CINCINNATI (Reuters) - A University of Cincinnati police officer was indicted on Wednesday on murder charges in the fatal shooting last week of an unarmed black motorist who was stopped because of a missing front license plate.
Hamilton County prosecutor Joseph Deters called the July 19 killing of Samuel Dubose, 43, “senseless” and “totally unwarranted.”
Ray Tensing, the 25-year-old white officer who shot Dubose in the head, “wasn’t dealing with someone who was wanted for murder,” Deters told a news conference. “He was dealing with someone who didn’t have a front license plate. This is, in the vernacular, a pretty chicken crap stop.”
The incident was the latest in a series of fatal confrontations between law enforcement and unarmed individuals across the United States that have raised questions about the use of deadly force by police, especially against minorities.
Tensing was to be arraigned at 10 a.m. EDT (1400 GMT) on Thursday in the Hamilton County Court of Common Pleas and could be sentenced to life in prison if convicted.
Cincinnati officials braced for possible unrest after the grand jury’s decision was announced, and the university closed down for the day as a precaution.
A racially mixed crowd of about 300 people braved a heavy rain Wednesday evening to attend a peaceful “Black Lives Matter” rally outside the courthouse, where relatives of Dubose and supporters welcomed the indictment but called for punishment of other officers involved in the incident.
Several dozen protesters peeled off from the rally and marched to police headquarters, some chanting, “This is what democracy looks like,” but there were no immediate reports of any trouble.
A body-camera video that Deters played for reporters showed how the traffic stop of Dubose escalated into deadly violence. After failing to provide a driver’s license at Tensing’s request, Dubose tried to prevent Tensing from opening the car door as the officer ordered him to remove his seat belt.
The car started slowly rolling forward as Tensing reached in and yelled for him to stop. The officer then pulled his gun and fired once, killing Dubose.
Deters said Tensing was not dragged by the car, as the officer had reported, but instead he fell backwards after shooting Dubose in the head. Deters said Tensing should have let Dubose drive away as he had his license plate number already.
“I’ve been doing this for 30 years,” Deters said after meeting with Dubose’s family. “This is the most asinine act I’ve ever seen a police officer make, totally unwarranted.”
Tensing “should never have been a police officer,” he added.
Audrey Dubose, the victim’s mother, praised the indictment.
“I’m so thankful that everything was uncovered,” she told reporters. “I thought it was going to be covered up.”
Asked about a second officer who supported Tensing’s account of the incident, Deters said that was under investigation.
Attending Wednesday’s rally, Jeanette Moeller, who went to school with Dubose, called the indictment monumental.
“I believe if it hadn’t been for the body cam, we wouldn’t be here,” she said. “We would be rioting instead of being here doing something great, trying to show some support for the family and to thank Mr. Deters.”

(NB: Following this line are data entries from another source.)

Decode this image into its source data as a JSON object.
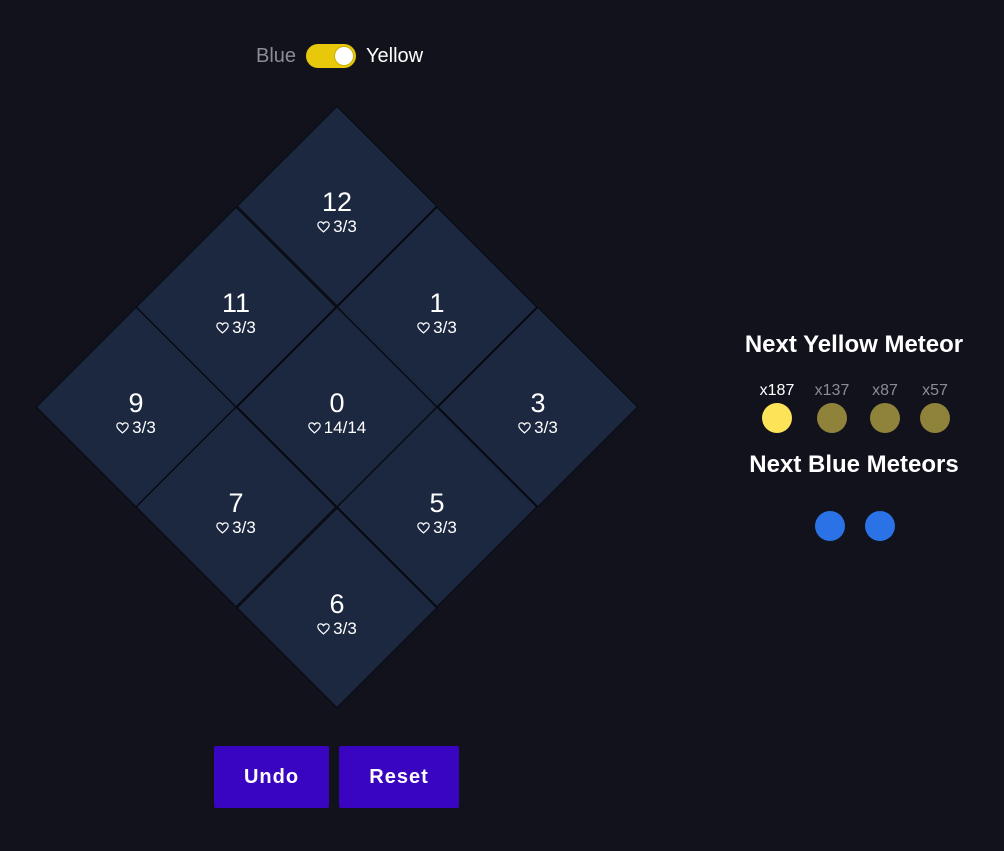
{
  "toggle": {
    "left_label": "Blue",
    "right_label": "Yellow",
    "selected": "Yellow",
    "on_color": "#e8c80a"
  },
  "board": {
    "tiles": [
      {
        "number": "12",
        "hp": "3/3"
      },
      {
        "number": "11",
        "hp": "3/3"
      },
      {
        "number": "1",
        "hp": "3/3"
      },
      {
        "number": "9",
        "hp": "3/3"
      },
      {
        "number": "0",
        "hp": "14/14"
      },
      {
        "number": "3",
        "hp": "3/3"
      },
      {
        "number": "7",
        "hp": "3/3"
      },
      {
        "number": "5",
        "hp": "3/3"
      },
      {
        "number": "6",
        "hp": "3/3"
      }
    ],
    "tile_color": "#1c2740",
    "heart_icon": "heart-outline-icon"
  },
  "buttons": {
    "undo": "Undo",
    "reset": "Reset",
    "color": "#3a05c0"
  },
  "yellow_meteor": {
    "title": "Next Yellow Meteor",
    "items": [
      {
        "mult": "x187",
        "color": "#fde357",
        "active": true
      },
      {
        "mult": "x137",
        "color": "#8f823b",
        "active": false
      },
      {
        "mult": "x87",
        "color": "#8f823b",
        "active": false
      },
      {
        "mult": "x57",
        "color": "#8f823b",
        "active": false
      }
    ]
  },
  "blue_meteors": {
    "title": "Next Blue Meteors",
    "items": [
      {
        "color": "#2a72e5"
      },
      {
        "color": "#2a72e5"
      }
    ]
  }
}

Tensing’s attorney, Stew Mathews, told Fox 19 television in Cincinnati that his client was being “thrown under the bus” by the prosecutor and the school. A second video will show more of the incident, he said, according to Fox 19.
Tensing was fired by the university police on Wednesday, and school officials said they were discussing providing educational support for Dubose’s children.
The incident was the latest in a string of deaths of black men at the hands of police in the past year, including Michael Brown in Ferguson, Missouri, Eric Garner in New York City, Freddie Gray in Baltimore and Walter Scott in North Charleston, South Carolina. Prosecutors brought charges against officers in Baltimore and North Charleston.
Cincinnati was convulsed with riots in 2001 after police shot an unarmed 19-year-old black man who was wanted for traffic violations. The Cincinnati police went through extensive reform after that incident, and an independent agency was set up to handle complaints against the police.
Dubose’s family saw the body camera video on Wednesday for the first time and met with Cincinnati Mayor John Cranley.
Deters said campus security should be taken over by the city police department, whose officers, he said, are better trained.
Dubose’s family has hired attorney Mark O’Mara, who represented George Zimmerman, the Florida man who was acquitted in the 2012 shooting death of black teenager Trayvon Martin.
Reporting by Suzannah Gonzales and Mary Wisniewski in Chicago and Steve Bittenbender in Louisville, Kentucky; Writing by Fiona Ortiz; Editing by Bill Trott, Cynthia Osterman and Ken Wills